Crohn’s Disease Diagnosis
It generally takes a lot of time to find the Crohn’s disease, it would even take years. Doctors will start the diagnosis by gathering information about your health history, diet, other symptoms, environment and family history details. After then they will do physical examinations through and add to your record of symptoms.
Lab tests are required in order to look for any problems linked to intestinal inflammation and thereby early identification of the disease. Lab tests may include:
- Blood protein levels
- Body mineral levels
- Red blood cell counts
- White blood cell counts
- Blood sedimentation rates
- Stool samples to check for blood or infectious microbes
These tests check if there are signs of infection, inflammation, internal bleeding, and low levels of substances such as iron, protein, or minerals.

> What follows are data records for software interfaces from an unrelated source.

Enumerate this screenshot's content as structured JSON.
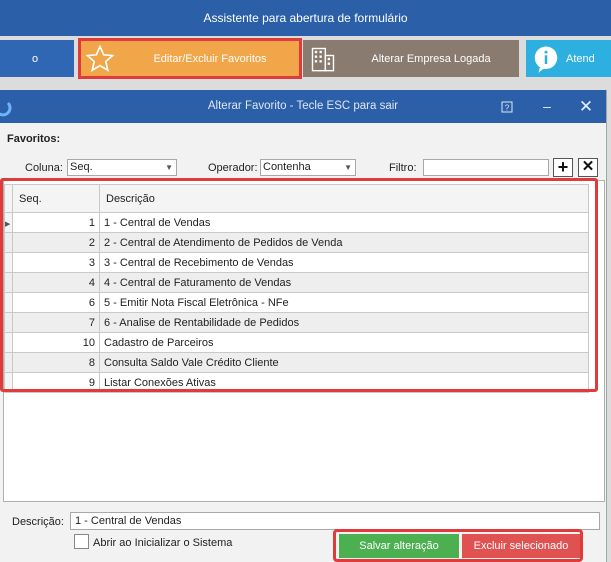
{
  "app": {
    "title": "Assistente para abertura de formulário"
  },
  "tiles": [
    {
      "label": "o",
      "icon": "none"
    },
    {
      "label": "Editar/Excluir Favoritos",
      "icon": "star-icon"
    },
    {
      "label": "Alterar Empresa Logada",
      "icon": "building-icon"
    },
    {
      "label": "Atend",
      "icon": "info-bubble-icon"
    }
  ],
  "dialog": {
    "title": "Alterar Favorito - Tecle ESC para sair",
    "section_label": "Favoritos:",
    "filters": {
      "coluna_label": "Coluna:",
      "coluna_value": "Seq.",
      "operador_label": "Operador:",
      "operador_value": "Contenha",
      "filtro_label": "Filtro:",
      "filtro_value": ""
    },
    "table": {
      "headers": [
        "Seq.",
        "Descrição"
      ],
      "rows": [
        {
          "seq": "1",
          "desc": "1 - Central de Vendas"
        },
        {
          "seq": "2",
          "desc": "2 - Central de Atendimento de Pedidos de Venda"
        },
        {
          "seq": "3",
          "desc": "3 - Central de Recebimento de Vendas"
        },
        {
          "seq": "4",
          "desc": "4 - Central de Faturamento de Vendas"
        },
        {
          "seq": "6",
          "desc": "5 - Emitir Nota Fiscal Eletrônica - NFe"
        },
        {
          "seq": "7",
          "desc": "6 - Analise de Rentabilidade de Pedidos"
        },
        {
          "seq": "10",
          "desc": "Cadastro de Parceiros"
        },
        {
          "seq": "8",
          "desc": "Consulta Saldo Vale Crédito Cliente"
        },
        {
          "seq": "9",
          "desc": "Listar Conexões Ativas"
        }
      ]
    },
    "descricao_label": "Descrição:",
    "descricao_value": "1 - Central de Vendas",
    "checkbox_label": "Abrir ao Inicializar o Sistema",
    "save_label": "Salvar alteração",
    "delete_label": "Excluir selecionado"
  },
  "colors": {
    "primary": "#2b5fa8",
    "highlight": "#e03a3a",
    "save": "#4caf50",
    "delete": "#e05252",
    "favorites_tile": "#f2a64a"
  }
}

Endoscopy and Biopsy
The doctor may recommend an endoscopy to investigate the interior of your colon with a small camera mounted to the end of a lighted tube. There are two types of endoscopic examinations: a colonoscopy and an upper endoscopy.
- Colonoscopy involves: A flexible tube called colonoscope is inserted through the opening of the anus and allows the surgeon to examine of the colon, the lowest part of the large intestine.

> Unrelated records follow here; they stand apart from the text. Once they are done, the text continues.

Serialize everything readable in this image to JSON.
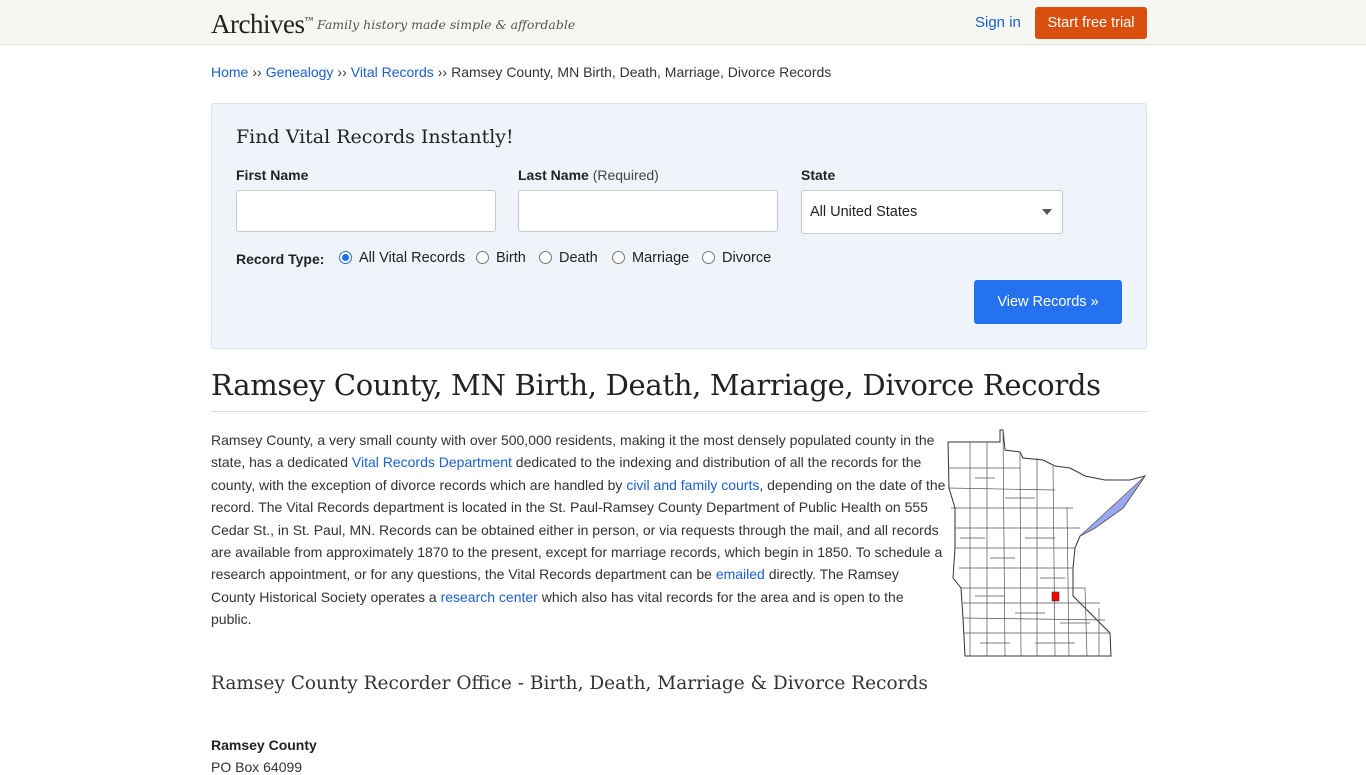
{
  "header": {
    "logo": "Archives",
    "logo_tm": "™",
    "tagline": "Family history made simple & affordable",
    "signin": "Sign in",
    "trial": "Start free trial"
  },
  "breadcrumb": {
    "items": [
      "Home",
      "Genealogy",
      "Vital Records"
    ],
    "separator": "››",
    "current": "Ramsey County, MN Birth, Death, Marriage, Divorce Records"
  },
  "search": {
    "title": "Find Vital Records Instantly!",
    "first_name_label": "First Name",
    "last_name_label": "Last Name",
    "last_name_req": "(Required)",
    "state_label": "State",
    "state_value": "All United States",
    "record_type_label": "Record Type:",
    "radios": [
      "All Vital Records",
      "Birth",
      "Death",
      "Marriage",
      "Divorce"
    ],
    "selected_radio": "All Vital Records",
    "button": "View Records »",
    "first_name_value": "",
    "last_name_value": ""
  },
  "main": {
    "title": "Ramsey County, MN Birth, Death, Marriage, Divorce Records",
    "para": {
      "t1": "Ramsey County, a very small county with over 500,000 residents, making it the most densely populated county in the state, has a dedicated ",
      "l1": "Vital Records Department",
      "t2": " dedicated to the indexing and distribution of all the records for the county, with the exception of divorce records which are handled by ",
      "l2": "civil and family courts",
      "t3": ", depending on the date of the record. The Vital Records department is located in the St. Paul-Ramsey County Department of Public Health on 555 Cedar St., in St. Paul, MN. Records can be obtained either in person, or via requests through the mail, and all records are available from approximately 1870 to the present, except for marriage records, which begin in 1850. To schedule a research appointment, or for any questions, the Vital Records department can be ",
      "l3": "emailed",
      "t4": " directly. The Ramsey County Historical Society operates a ",
      "l4": "research center",
      "t5": " which also has vital records for the area and is open to the public."
    },
    "subheading": "Ramsey County Recorder Office - Birth, Death, Marriage & Divorce Records",
    "address_name": "Ramsey County",
    "address_line1": "PO Box 64099"
  },
  "colors": {
    "accent_orange": "#d94f0e",
    "button_blue": "#2572f0",
    "link_blue": "#1a5fd1",
    "map_highlight": "#ff0000",
    "map_lake": "#9aa8f0"
  }
}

- Upper Endoscopy: It is also known as Gastroscopy. It involves the insertion of a flexible tube through the mouth, down the esophagus to examine the inner walls, into the stomach and into the first part of the small intestine.

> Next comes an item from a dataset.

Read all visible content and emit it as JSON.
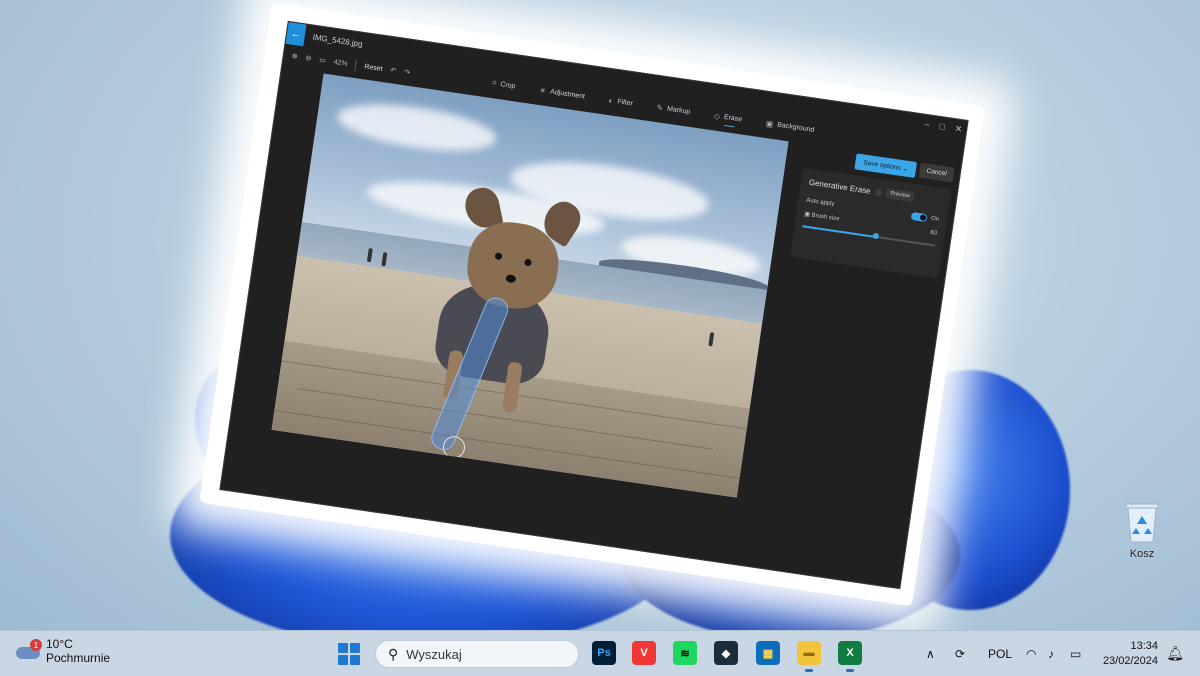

After the visual analysis, the doctor will take samples of the affected parts of the colon. The collected samples would be admitted for further tests.
Chromoendoscopy is a procedure of applying stains or dyes on the surfaces of the tissues to enhance the characterization of the tissues, this helps in identifying even the slightest changes in the tissue lining. The surgeon generally sprays a blue liquid dye during the colonoscopy and the technique may identify early or flat polyps which can be biopsied or removed.
After Chromoendoscopy the patient is advised to follow a temporary diet and patients would witness a blue discharge as the dyes are washed.
Small Intestinal Imaging
Another test with latest medical techniques is the small intestine imaging, which is used to visualize some of the portions of your intestine which could not be fully examined by colonoscopy and endoscopy. These tests include drinking an oral "contrast" and having a fluoroscopic x-beam, CT scan or filter, or Magnetic Resonance Imaging filter. These tests are regularly alluded to as enterography, or if certain sort of difference is utilized